The records below are to be repeated in full, exactly as they are.

*Data extract*:
========================
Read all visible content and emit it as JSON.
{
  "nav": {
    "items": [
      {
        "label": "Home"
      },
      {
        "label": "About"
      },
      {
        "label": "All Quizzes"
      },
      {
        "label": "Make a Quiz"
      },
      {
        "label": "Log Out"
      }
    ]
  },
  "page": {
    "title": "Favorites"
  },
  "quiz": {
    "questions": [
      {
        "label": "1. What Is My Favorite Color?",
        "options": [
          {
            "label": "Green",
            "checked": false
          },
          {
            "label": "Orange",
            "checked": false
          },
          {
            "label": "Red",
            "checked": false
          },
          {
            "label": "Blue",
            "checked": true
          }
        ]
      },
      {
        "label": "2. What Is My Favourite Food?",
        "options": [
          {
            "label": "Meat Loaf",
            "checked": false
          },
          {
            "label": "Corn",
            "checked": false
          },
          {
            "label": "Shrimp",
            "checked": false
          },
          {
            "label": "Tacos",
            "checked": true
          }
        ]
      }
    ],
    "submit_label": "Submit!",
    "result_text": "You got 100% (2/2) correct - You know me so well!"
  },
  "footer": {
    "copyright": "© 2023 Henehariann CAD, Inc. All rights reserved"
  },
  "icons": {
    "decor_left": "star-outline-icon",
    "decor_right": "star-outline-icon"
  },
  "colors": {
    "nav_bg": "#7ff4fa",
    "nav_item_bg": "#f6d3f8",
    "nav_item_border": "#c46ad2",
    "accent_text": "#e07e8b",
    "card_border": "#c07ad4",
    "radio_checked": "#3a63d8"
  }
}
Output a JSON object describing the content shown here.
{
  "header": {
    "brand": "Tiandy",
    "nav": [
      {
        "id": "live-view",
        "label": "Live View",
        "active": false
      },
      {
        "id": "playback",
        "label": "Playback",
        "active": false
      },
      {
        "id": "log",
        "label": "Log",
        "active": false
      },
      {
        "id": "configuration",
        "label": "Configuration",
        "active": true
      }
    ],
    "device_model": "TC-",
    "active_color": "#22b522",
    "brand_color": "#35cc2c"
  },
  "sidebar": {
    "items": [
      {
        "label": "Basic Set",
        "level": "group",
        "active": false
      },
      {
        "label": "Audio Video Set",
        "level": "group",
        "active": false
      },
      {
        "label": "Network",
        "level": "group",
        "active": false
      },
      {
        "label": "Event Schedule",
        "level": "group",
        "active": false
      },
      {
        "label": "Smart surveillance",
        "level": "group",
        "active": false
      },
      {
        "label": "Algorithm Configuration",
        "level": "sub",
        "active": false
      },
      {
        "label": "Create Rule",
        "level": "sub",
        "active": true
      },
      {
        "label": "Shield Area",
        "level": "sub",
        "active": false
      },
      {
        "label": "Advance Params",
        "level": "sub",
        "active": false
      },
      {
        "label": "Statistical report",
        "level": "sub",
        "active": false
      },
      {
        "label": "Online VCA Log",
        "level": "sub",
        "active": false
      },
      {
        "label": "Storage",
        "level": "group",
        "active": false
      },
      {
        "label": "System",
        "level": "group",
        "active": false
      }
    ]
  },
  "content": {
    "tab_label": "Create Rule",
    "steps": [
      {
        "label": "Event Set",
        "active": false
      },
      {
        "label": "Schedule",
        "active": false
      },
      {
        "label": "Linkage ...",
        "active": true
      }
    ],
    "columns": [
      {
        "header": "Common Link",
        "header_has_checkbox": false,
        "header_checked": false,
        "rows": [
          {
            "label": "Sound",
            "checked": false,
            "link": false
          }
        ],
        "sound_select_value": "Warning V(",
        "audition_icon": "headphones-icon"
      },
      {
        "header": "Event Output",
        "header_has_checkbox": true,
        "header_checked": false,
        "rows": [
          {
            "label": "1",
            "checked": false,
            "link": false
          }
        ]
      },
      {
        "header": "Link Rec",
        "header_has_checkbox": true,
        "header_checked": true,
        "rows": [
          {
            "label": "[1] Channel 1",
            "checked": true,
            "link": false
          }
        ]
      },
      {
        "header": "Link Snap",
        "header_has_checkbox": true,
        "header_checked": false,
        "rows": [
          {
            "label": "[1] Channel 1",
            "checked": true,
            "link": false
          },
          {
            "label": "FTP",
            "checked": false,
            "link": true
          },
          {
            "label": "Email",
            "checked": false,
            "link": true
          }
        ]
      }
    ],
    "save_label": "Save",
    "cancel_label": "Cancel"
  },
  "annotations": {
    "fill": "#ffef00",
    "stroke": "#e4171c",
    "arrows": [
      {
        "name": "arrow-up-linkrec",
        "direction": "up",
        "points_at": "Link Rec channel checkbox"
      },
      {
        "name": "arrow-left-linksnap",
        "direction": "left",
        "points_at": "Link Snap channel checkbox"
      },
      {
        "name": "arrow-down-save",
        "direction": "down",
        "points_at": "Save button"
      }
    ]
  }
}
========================
*Task output*:
Read all visible content and emit it as JSON.
{
  "nav": {
    "items": [
      {
        "label": "Home"
      },
      {
        "label": "About"
      },
      {
        "label": "All Quizzes"
      },
      {
        "label": "Make a Quiz"
      },
      {
        "label": "Log Out"
      }
    ]
  },
  "page": {
    "title": "Favorites"
  },
  "quiz": {
    "questions": [
      {
        "label": "1. What Is My Favorite Color?",
        "options": [
          {
            "label": "Green",
            "checked": false
          },
          {
            "label": "Orange",
            "checked": false
          },
          {
            "label": "Red",
            "checked": false
          },
          {
            "label": "Blue",
            "checked": true
          }
        ]
      },
      {
        "label": "2. What Is My Favourite Food?",
        "options": [
          {
            "label": "Meat Loaf",
            "checked": false
          },
          {
            "label": "Corn",
            "checked": false
          },
          {
            "label": "Shrimp",
            "checked": false
          },
          {
            "label": "Tacos",
            "checked": true
          }
        ]
      }
    ],
    "submit_label": "Submit!",
    "result_text": "You got 100% (2/2) correct - You know me so well!"
  },
  "footer": {
    "copyright": "© 2023 Henehariann CAD, Inc. All rights reserved"
  },
  "icons": {
    "decor_left": "star-outline-icon",
    "decor_right": "star-outline-icon"
  },
  "colors": {
    "nav_bg": "#7ff4fa",
    "nav_item_bg": "#f6d3f8",
    "nav_item_border": "#c46ad2",
    "accent_text": "#e07e8b",
    "card_border": "#c07ad4",
    "radio_checked": "#3a63d8"
  }
}
Output a JSON object describing the content shown here.
{
  "header": {
    "brand": "Tiandy",
    "nav": [
      {
        "id": "live-view",
        "label": "Live View",
        "active": false
      },
      {
        "id": "playback",
        "label": "Playback",
        "active": false
      },
      {
        "id": "log",
        "label": "Log",
        "active": false
      },
      {
        "id": "configuration",
        "label": "Configuration",
        "active": true
      }
    ],
    "device_model": "TC-",
    "active_color": "#22b522",
    "brand_color": "#35cc2c"
  },
  "sidebar": {
    "items": [
      {
        "label": "Basic Set",
        "level": "group",
        "active": false
      },
      {
        "label": "Audio Video Set",
        "level": "group",
        "active": false
      },
      {
        "label": "Network",
        "level": "group",
        "active": false
      },
      {
        "label": "Event Schedule",
        "level": "group",
        "active": false
      },
      {
        "label": "Smart surveillance",
        "level": "group",
        "active": false
      },
      {
        "label": "Algorithm Configuration",
        "level": "sub",
        "active": false
      },
      {
        "label": "Create Rule",
        "level": "sub",
        "active": true
      },
      {
        "label": "Shield Area",
        "level": "sub",
        "active": false
      },
      {
        "label": "Advance Params",
        "level": "sub",
        "active": false
      },
      {
        "label": "Statistical report",
        "level": "sub",
        "active": false
      },
      {
        "label": "Online VCA Log",
        "level": "sub",
        "active": false
      },
      {
        "label": "Storage",
        "level": "group",
        "active": false
      },
      {
        "label": "System",
        "level": "group",
        "active": false
      }
    ]
  },
  "content": {
    "tab_label": "Create Rule",
    "steps": [
      {
        "label": "Event Set",
        "active": false
      },
      {
        "label": "Schedule",
        "active": false
      },
      {
        "label": "Linkage ...",
        "active": true
      }
    ],
    "columns": [
      {
        "header": "Common Link",
        "header_has_checkbox": false,
        "header_checked": false,
        "rows": [
          {
            "label": "Sound",
            "checked": false,
            "link": false
          }
        ],
        "sound_select_value": "Warning V(",
        "audition_icon": "headphones-icon"
      },
      {
        "header": "Event Output",
        "header_has_checkbox": true,
        "header_checked": false,
        "rows": [
          {
            "label": "1",
            "checked": false,
            "link": false
          }
        ]
      },
      {
        "header": "Link Rec",
        "header_has_checkbox": true,
        "header_checked": true,
        "rows": [
          {
            "label": "[1] Channel 1",
            "checked": true,
            "link": false
          }
        ]
      },
      {
        "header": "Link Snap",
        "header_has_checkbox": true,
        "header_checked": false,
        "rows": [
          {
            "label": "[1] Channel 1",
            "checked": true,
            "link": false
          },
          {
            "label": "FTP",
            "checked": false,
            "link": true
          },
          {
            "label": "Email",
            "checked": false,
            "link": true
          }
        ]
      }
    ],
    "save_label": "Save",
    "cancel_label": "Cancel"
  },
  "annotations": {
    "fill": "#ffef00",
    "stroke": "#e4171c",
    "arrows": [
      {
        "name": "arrow-up-linkrec",
        "direction": "up",
        "points_at": "Link Rec channel checkbox"
      },
      {
        "name": "arrow-left-linksnap",
        "direction": "left",
        "points_at": "Link Snap channel checkbox"
      },
      {
        "name": "arrow-down-save",
        "direction": "down",
        "points_at": "Save button"
      }
    ]
  }
}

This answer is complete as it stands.